• [WHAT THE TASK ASKS]:
As you look over the data below, please find each line where the word "JSON" appears, then copy it.

• [MATERIAL FOR THIS EXERCISE]:

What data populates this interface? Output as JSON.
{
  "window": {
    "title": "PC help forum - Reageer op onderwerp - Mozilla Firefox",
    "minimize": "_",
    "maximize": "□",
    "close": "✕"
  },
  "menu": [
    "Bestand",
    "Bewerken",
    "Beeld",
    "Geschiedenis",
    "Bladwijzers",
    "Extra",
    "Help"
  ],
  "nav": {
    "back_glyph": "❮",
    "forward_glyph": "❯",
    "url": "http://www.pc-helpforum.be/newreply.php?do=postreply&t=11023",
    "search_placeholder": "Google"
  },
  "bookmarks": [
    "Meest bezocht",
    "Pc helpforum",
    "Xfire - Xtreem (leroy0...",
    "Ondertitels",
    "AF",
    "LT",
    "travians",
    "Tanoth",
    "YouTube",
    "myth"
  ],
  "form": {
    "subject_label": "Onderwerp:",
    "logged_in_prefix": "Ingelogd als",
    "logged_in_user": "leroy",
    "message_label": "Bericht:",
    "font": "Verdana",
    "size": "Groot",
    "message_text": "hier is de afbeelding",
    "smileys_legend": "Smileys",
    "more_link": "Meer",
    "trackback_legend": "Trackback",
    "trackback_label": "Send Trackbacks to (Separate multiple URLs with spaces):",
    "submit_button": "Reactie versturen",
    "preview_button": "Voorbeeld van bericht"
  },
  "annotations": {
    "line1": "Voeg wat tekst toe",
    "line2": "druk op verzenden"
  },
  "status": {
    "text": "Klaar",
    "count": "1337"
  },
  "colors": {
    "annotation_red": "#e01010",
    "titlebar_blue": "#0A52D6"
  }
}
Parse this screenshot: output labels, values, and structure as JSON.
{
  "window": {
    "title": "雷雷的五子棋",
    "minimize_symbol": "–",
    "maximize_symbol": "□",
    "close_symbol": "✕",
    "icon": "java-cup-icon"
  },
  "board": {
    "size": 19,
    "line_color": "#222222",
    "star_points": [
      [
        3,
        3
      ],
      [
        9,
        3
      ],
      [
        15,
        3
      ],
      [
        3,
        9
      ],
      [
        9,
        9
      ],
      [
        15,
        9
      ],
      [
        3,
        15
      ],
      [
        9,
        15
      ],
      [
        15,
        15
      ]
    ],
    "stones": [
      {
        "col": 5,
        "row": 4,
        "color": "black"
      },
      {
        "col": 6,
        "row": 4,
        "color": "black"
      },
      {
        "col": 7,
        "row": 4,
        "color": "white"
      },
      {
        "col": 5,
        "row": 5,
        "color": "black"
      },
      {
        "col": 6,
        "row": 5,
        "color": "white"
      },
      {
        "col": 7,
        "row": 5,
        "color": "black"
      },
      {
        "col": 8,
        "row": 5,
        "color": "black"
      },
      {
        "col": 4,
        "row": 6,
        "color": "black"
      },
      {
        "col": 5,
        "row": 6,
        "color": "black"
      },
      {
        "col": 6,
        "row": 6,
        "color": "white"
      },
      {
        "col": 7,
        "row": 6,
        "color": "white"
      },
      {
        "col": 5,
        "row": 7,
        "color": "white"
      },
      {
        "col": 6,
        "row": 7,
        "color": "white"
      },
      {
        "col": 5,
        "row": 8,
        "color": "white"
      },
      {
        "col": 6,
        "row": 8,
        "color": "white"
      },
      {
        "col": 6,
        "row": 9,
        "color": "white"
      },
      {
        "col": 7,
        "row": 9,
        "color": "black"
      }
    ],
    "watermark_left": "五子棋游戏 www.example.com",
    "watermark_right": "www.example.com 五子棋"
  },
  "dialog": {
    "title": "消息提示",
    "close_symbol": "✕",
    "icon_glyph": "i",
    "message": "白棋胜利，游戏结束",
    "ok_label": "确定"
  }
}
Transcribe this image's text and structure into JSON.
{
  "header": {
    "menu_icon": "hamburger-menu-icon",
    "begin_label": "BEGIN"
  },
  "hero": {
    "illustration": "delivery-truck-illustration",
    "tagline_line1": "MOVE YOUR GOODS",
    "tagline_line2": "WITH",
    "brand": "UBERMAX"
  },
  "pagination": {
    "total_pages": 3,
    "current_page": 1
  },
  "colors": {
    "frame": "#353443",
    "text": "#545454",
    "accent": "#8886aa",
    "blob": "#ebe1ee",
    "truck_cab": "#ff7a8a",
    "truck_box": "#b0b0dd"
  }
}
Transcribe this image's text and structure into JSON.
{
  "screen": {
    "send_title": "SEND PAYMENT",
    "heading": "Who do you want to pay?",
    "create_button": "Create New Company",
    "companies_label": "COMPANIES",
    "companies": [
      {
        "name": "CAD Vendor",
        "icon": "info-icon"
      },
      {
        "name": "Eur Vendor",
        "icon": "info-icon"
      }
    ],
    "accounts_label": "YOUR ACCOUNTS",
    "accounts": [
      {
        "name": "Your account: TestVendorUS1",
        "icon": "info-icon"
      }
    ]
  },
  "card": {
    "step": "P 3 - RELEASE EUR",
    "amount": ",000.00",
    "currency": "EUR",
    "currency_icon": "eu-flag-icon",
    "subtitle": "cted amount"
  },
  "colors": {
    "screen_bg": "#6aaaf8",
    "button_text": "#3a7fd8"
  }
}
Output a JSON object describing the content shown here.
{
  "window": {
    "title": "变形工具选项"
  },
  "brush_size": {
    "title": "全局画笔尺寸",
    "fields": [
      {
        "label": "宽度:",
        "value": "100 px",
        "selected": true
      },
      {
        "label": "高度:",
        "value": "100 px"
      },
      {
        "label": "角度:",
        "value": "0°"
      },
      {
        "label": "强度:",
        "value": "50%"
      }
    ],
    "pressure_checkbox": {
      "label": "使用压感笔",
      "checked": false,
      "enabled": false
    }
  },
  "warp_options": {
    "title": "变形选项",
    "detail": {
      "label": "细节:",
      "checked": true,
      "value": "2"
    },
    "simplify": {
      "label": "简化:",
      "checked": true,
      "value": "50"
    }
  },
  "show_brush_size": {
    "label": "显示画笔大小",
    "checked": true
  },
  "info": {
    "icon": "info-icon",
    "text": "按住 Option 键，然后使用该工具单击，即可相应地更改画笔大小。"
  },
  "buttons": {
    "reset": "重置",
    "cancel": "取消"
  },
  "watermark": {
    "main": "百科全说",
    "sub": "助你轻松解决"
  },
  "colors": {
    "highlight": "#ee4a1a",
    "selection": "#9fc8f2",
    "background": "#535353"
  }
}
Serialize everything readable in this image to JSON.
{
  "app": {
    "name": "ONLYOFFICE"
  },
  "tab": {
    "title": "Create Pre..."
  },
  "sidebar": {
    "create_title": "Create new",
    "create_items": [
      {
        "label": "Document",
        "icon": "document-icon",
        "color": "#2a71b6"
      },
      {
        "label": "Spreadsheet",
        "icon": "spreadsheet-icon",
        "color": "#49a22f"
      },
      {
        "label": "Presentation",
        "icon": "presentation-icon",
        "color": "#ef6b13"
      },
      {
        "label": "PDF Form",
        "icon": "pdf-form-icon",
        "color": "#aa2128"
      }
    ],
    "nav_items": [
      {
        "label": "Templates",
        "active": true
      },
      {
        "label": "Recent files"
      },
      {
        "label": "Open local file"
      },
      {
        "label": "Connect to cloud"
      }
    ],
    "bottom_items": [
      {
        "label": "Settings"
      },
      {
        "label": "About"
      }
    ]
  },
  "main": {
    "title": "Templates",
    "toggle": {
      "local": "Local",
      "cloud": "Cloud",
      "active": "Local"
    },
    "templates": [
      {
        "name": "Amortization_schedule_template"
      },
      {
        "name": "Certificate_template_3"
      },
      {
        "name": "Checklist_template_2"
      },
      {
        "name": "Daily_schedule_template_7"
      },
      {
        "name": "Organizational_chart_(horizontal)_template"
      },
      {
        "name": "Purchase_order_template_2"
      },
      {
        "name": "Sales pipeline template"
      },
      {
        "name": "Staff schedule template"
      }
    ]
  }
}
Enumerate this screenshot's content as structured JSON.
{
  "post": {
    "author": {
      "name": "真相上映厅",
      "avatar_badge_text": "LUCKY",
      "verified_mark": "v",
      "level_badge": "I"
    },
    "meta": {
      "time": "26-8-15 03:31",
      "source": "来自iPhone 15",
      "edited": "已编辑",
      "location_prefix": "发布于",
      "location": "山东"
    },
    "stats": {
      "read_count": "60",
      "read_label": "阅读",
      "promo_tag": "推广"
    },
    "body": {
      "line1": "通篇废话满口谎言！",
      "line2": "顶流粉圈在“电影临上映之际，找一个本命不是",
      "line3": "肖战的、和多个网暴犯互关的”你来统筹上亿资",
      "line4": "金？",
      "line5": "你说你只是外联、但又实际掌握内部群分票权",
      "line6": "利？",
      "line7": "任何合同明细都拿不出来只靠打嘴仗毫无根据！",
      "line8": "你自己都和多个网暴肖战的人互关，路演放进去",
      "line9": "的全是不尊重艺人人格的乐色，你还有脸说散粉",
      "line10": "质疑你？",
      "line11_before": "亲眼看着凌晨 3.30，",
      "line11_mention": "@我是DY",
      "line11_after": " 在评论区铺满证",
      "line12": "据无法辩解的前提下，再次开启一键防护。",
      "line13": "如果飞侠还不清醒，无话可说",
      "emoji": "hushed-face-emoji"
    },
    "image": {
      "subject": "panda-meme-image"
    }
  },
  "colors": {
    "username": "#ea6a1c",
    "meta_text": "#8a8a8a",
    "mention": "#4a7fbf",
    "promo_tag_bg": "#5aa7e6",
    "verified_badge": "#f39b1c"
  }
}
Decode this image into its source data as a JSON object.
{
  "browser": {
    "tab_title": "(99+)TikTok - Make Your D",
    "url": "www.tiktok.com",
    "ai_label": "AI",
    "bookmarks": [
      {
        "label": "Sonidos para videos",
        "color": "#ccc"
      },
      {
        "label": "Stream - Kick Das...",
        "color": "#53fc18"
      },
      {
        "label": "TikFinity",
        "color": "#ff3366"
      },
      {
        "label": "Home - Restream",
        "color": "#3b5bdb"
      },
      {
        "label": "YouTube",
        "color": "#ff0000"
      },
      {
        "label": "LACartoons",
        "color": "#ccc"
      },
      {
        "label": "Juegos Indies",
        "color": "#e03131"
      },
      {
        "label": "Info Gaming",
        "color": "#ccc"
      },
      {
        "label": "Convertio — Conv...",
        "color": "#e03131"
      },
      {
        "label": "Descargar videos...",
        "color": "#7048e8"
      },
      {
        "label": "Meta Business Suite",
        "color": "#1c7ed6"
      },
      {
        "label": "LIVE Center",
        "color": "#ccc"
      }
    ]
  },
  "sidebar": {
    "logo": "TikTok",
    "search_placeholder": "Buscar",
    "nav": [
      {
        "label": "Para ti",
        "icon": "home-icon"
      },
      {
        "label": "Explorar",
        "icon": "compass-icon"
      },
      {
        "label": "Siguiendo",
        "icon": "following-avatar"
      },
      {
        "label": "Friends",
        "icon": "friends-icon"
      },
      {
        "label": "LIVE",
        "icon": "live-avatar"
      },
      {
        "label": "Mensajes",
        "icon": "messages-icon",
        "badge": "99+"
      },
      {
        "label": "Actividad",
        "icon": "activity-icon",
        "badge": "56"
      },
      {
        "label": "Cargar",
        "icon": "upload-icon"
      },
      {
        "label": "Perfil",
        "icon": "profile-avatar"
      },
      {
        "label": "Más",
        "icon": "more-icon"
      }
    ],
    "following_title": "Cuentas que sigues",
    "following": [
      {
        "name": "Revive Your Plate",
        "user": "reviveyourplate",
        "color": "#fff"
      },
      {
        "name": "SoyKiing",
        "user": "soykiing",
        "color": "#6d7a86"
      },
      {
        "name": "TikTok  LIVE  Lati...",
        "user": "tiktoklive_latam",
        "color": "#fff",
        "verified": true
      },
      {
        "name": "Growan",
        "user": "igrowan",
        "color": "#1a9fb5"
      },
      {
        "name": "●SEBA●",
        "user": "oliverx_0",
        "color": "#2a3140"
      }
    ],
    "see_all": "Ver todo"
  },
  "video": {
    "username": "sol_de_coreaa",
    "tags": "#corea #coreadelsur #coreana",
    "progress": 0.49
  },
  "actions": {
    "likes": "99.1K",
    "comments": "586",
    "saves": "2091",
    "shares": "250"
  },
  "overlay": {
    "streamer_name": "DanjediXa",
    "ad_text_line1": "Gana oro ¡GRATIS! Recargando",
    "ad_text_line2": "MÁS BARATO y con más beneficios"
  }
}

• [SOLUTION FOR THIS TASK]:
What data populates this interface? Output as JSON.
Parse this screenshot: output labels, values, and structure as JSON.
Transcribe this image's text and structure into JSON.
Transcribe this image's text and structure into JSON.
Output a JSON object describing the content shown here.
Serialize everything readable in this image to JSON.
Enumerate this screenshot's content as structured JSON.
Decode this image into its source data as a JSON object.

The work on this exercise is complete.